tell. The very fragile person is at risk of dehydration.
There are five steps to keeping your hands bacteria-free :
1. Wet your hands with warm running water.
2. Add soap, and then rub your hands together, making a soapy lather. Do this away from the running water for at least 15 seconds, being careful not to wash the lather away. Wash the front and back of your hands, as well as between your fingers and under your nails.
3. Rinse your hands well under warm running water.
4. Pat hands dry with a paper towel.
5. Turn off water using same paper towel and dispose in a proper receptacle.
Click on the poster for a larger image. Click here for a PDF file. It is crucial for caregivers, and visitors to wash their hands, and clean surfaces with antibacterial agents, as well. Caregivers need to remind visitors, especially professionals who go from client to client, or patient to patient, to simply wash their hands and dry them on a paper towel.
If you are ill
Stay home. Prevent transmission. Stay away from high-risk folks, do not touch them or their personal effects.
If you are ill, sneeze into the crook of your elbow, or your sleeve, not your hand, to keep viruses out of the air. This is how Swine Flu (H1N1) spreads. Do not touch your face, mouth, or eyes. Use antibacterial pumped soap and water, not antibacterial sprays or gels, they do not kill Superbugs. The water rinses the bacteria and viruses away.
When do you wash?
- Before, during, and after food preparation
- Before and after touching a patient or client
- In the bathroom
- Before eating
- After gardening
- After handling any waste - animal or vegetable, e.g., litter boxes, diapers!
- Often, if someone at home is sick
- After sneezing or coughing (watch this video, embedded below - The Sneeze: How Germs are Spread! It is a hoot.)
Once area that needs examination, are the reusable grocery bags we all carry
They require cleaning on a regular basis. As with all of the superbugs, many can live on inanimate objects. This girls' team of 17 thirteen/fourteen year-olds, travelled to a soccer tournament. One girl carried the infection, eight caught it from handling the cloth grocery bags or eating the food within.
Read about this study: The study appears here in the Journal of Infectious Diseases.

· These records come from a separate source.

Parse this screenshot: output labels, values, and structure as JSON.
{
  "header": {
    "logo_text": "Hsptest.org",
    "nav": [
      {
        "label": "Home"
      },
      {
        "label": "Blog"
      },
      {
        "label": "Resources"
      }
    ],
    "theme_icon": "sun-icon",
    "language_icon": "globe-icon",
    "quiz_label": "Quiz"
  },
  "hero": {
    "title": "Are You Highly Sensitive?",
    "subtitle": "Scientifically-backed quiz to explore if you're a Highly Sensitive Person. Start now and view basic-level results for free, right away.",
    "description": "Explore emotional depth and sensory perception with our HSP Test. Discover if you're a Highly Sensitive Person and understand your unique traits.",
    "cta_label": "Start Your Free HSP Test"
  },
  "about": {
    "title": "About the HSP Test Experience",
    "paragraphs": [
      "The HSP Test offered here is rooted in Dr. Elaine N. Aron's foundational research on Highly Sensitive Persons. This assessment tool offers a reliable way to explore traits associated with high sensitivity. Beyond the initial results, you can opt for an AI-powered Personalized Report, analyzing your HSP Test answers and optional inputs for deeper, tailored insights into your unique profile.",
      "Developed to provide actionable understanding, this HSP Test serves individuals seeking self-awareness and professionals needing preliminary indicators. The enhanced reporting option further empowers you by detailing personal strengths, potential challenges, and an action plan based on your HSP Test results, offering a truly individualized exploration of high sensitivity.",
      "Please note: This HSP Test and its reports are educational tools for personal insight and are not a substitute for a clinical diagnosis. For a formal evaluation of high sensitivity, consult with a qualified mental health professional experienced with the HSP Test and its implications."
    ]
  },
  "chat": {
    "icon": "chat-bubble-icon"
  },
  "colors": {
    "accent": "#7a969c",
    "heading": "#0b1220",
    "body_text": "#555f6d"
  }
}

They were exposed by handling a bag of snacks that unfortunately had been stored in the hotel bathroom. Virus aerosolized within the bathroom likely settled onto the reusable grocery bag and its contents. Matching viruses were found on the reusable shopping bag two weeks later.

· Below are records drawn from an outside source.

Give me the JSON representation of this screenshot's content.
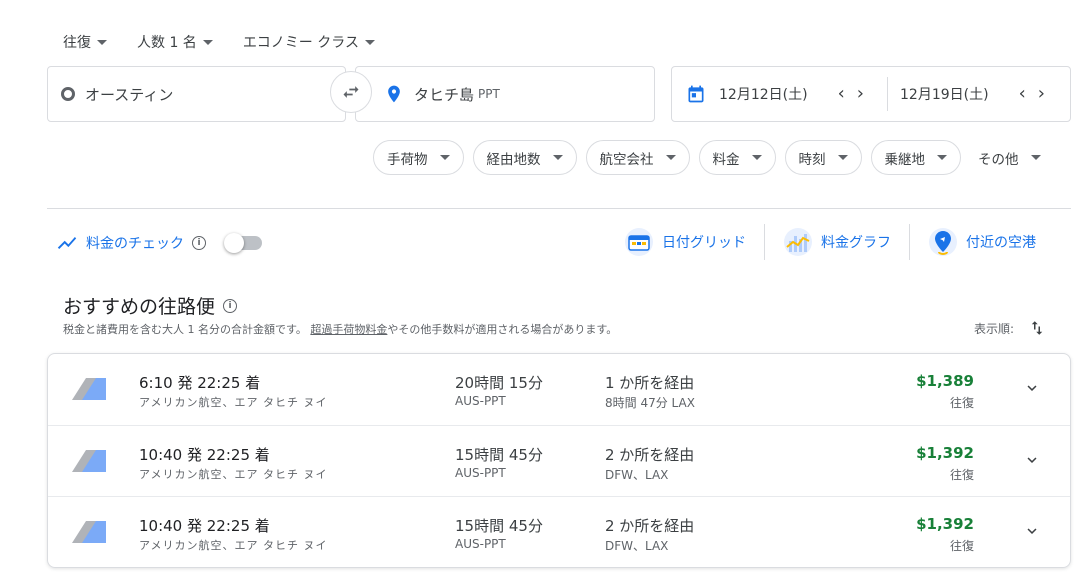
{
  "search": {
    "trip_type": "往復",
    "passengers": "人数 1 名",
    "cabin": "エコノミー クラス",
    "origin": "オースティン",
    "destination": "タヒチ島",
    "destination_code": "PPT",
    "depart_date": "12月12日(土)",
    "return_date": "12月19日(土)"
  },
  "filters": [
    {
      "label": "手荷物"
    },
    {
      "label": "経由地数"
    },
    {
      "label": "航空会社"
    },
    {
      "label": "料金"
    },
    {
      "label": "時刻"
    },
    {
      "label": "乗継地"
    },
    {
      "label": "その他"
    }
  ],
  "tracker": {
    "label": "料金のチェック"
  },
  "tools": {
    "date_grid": "日付グリッド",
    "price_graph": "料金グラフ",
    "nearby": "付近の空港"
  },
  "section": {
    "title": "おすすめの往路便",
    "subtitle_before": "税金と諸費用を含む大人 1 名分の合計金額です。",
    "subtitle_link": "超過手荷物料金",
    "subtitle_after": "やその他手数料が適用される場合があります。",
    "sort_label": "表示順:"
  },
  "flights": [
    {
      "times": "6:10 発 22:25 着",
      "airline": "アメリカン航空、エア タヒチ ヌイ",
      "duration": "20時間 15分",
      "route": "AUS-PPT",
      "stops": "1 か所を経由",
      "via": "8時間 47分 LAX",
      "price": "$1,389",
      "trip": "往復"
    },
    {
      "times": "10:40 発 22:25 着",
      "airline": "アメリカン航空、エア タヒチ ヌイ",
      "duration": "15時間 45分",
      "route": "AUS-PPT",
      "stops": "2 か所を経由",
      "via": "DFW、LAX",
      "price": "$1,392",
      "trip": "往復"
    },
    {
      "times": "10:40 発 22:25 着",
      "airline": "アメリカン航空、エア タヒチ ヌイ",
      "duration": "15時間 45分",
      "route": "AUS-PPT",
      "stops": "2 か所を経由",
      "via": "DFW、LAX",
      "price": "$1,392",
      "trip": "往復"
    }
  ],
  "colors": {
    "accent": "#1a73e8",
    "price": "#188038"
  }
}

The 97% of people that never clean their dirty reusable grocery bags are certainly not thoroughly disinfecting their bags. The CDC says one of the ways the norovirus can be transmitted is by "touching surfaces or objects contaminated with norovirus then putting your fingers in your mouth."